+++ SUPPLIED MATERIAL +++

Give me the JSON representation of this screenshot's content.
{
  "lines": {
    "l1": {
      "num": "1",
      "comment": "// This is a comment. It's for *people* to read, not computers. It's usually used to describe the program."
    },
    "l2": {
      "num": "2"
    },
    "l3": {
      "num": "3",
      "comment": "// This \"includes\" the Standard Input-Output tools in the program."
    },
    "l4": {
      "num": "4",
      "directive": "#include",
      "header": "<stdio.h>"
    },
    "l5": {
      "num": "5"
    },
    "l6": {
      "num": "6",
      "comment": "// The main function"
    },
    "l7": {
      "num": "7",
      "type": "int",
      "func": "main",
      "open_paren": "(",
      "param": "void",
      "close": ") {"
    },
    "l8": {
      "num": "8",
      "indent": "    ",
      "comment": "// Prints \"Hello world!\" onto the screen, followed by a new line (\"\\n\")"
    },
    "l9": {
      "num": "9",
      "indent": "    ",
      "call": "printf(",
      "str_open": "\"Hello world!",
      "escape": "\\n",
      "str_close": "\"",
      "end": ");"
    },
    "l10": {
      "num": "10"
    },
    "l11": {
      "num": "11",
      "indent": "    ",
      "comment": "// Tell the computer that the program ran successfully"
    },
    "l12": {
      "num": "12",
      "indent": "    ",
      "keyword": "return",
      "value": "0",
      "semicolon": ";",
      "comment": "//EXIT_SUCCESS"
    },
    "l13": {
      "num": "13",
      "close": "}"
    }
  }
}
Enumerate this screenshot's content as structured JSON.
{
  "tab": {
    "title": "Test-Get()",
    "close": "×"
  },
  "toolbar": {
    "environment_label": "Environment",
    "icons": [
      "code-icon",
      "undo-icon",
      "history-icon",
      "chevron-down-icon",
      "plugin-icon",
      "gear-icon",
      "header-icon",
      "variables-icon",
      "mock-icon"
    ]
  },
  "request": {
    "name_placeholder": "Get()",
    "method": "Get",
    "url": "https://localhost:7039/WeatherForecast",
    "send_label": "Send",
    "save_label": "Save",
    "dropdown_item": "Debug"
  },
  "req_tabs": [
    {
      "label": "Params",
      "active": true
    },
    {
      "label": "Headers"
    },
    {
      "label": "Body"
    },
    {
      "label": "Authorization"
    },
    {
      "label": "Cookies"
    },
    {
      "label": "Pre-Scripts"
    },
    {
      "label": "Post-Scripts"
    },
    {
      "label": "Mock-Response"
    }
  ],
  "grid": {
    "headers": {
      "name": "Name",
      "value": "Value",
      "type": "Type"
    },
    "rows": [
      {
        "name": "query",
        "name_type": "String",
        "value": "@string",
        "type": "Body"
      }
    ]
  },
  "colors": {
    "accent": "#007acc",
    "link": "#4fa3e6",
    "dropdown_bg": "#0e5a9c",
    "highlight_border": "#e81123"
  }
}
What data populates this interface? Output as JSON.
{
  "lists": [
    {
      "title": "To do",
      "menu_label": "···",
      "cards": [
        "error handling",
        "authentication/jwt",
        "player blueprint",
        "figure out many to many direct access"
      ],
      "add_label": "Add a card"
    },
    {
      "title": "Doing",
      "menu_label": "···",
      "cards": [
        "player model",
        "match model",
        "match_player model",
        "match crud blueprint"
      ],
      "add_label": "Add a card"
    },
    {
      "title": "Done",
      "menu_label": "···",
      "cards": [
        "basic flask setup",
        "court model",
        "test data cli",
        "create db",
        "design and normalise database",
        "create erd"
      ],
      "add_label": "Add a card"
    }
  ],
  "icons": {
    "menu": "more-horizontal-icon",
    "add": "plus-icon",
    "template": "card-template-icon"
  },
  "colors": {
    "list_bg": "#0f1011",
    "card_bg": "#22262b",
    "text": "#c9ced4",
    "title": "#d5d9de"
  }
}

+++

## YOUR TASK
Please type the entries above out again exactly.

## ANSWER TO THIS TASK
Give me the JSON representation of this screenshot's content.
{
  "lines": {
    "l1": {
      "num": "1",
      "comment": "// This is a comment. It's for *people* to read, not computers. It's usually used to describe the program."
    },
    "l2": {
      "num": "2"
    },
    "l3": {
      "num": "3",
      "comment": "// This \"includes\" the Standard Input-Output tools in the program."
    },
    "l4": {
      "num": "4",
      "directive": "#include",
      "header": "<stdio.h>"
    },
    "l5": {
      "num": "5"
    },
    "l6": {
      "num": "6",
      "comment": "// The main function"
    },
    "l7": {
      "num": "7",
      "type": "int",
      "func": "main",
      "open_paren": "(",
      "param": "void",
      "close": ") {"
    },
    "l8": {
      "num": "8",
      "indent": "    ",
      "comment": "// Prints \"Hello world!\" onto the screen, followed by a new line (\"\\n\")"
    },
    "l9": {
      "num": "9",
      "indent": "    ",
      "call": "printf(",
      "str_open": "\"Hello world!",
      "escape": "\\n",
      "str_close": "\"",
      "end": ");"
    },
    "l10": {
      "num": "10"
    },
    "l11": {
      "num": "11",
      "indent": "    ",
      "comment": "// Tell the computer that the program ran successfully"
    },
    "l12": {
      "num": "12",
      "indent": "    ",
      "keyword": "return",
      "value": "0",
      "semicolon": ";",
      "comment": "//EXIT_SUCCESS"
    },
    "l13": {
      "num": "13",
      "close": "}"
    }
  }
}
Enumerate this screenshot's content as structured JSON.
{
  "tab": {
    "title": "Test-Get()",
    "close": "×"
  },
  "toolbar": {
    "environment_label": "Environment",
    "icons": [
      "code-icon",
      "undo-icon",
      "history-icon",
      "chevron-down-icon",
      "plugin-icon",
      "gear-icon",
      "header-icon",
      "variables-icon",
      "mock-icon"
    ]
  },
  "request": {
    "name_placeholder": "Get()",
    "method": "Get",
    "url": "https://localhost:7039/WeatherForecast",
    "send_label": "Send",
    "save_label": "Save",
    "dropdown_item": "Debug"
  },
  "req_tabs": [
    {
      "label": "Params",
      "active": true
    },
    {
      "label": "Headers"
    },
    {
      "label": "Body"
    },
    {
      "label": "Authorization"
    },
    {
      "label": "Cookies"
    },
    {
      "label": "Pre-Scripts"
    },
    {
      "label": "Post-Scripts"
    },
    {
      "label": "Mock-Response"
    }
  ],
  "grid": {
    "headers": {
      "name": "Name",
      "value": "Value",
      "type": "Type"
    },
    "rows": [
      {
        "name": "query",
        "name_type": "String",
        "value": "@string",
        "type": "Body"
      }
    ]
  },
  "colors": {
    "accent": "#007acc",
    "link": "#4fa3e6",
    "dropdown_bg": "#0e5a9c",
    "highlight_border": "#e81123"
  }
}
What data populates this interface? Output as JSON.
{
  "lists": [
    {
      "title": "To do",
      "menu_label": "···",
      "cards": [
        "error handling",
        "authentication/jwt",
        "player blueprint",
        "figure out many to many direct access"
      ],
      "add_label": "Add a card"
    },
    {
      "title": "Doing",
      "menu_label": "···",
      "cards": [
        "player model",
        "match model",
        "match_player model",
        "match crud blueprint"
      ],
      "add_label": "Add a card"
    },
    {
      "title": "Done",
      "menu_label": "···",
      "cards": [
        "basic flask setup",
        "court model",
        "test data cli",
        "create db",
        "design and normalise database",
        "create erd"
      ],
      "add_label": "Add a card"
    }
  ],
  "icons": {
    "menu": "more-horizontal-icon",
    "add": "plus-icon",
    "template": "card-template-icon"
  },
  "colors": {
    "list_bg": "#0f1011",
    "card_bg": "#22262b",
    "text": "#c9ced4",
    "title": "#d5d9de"
  }
}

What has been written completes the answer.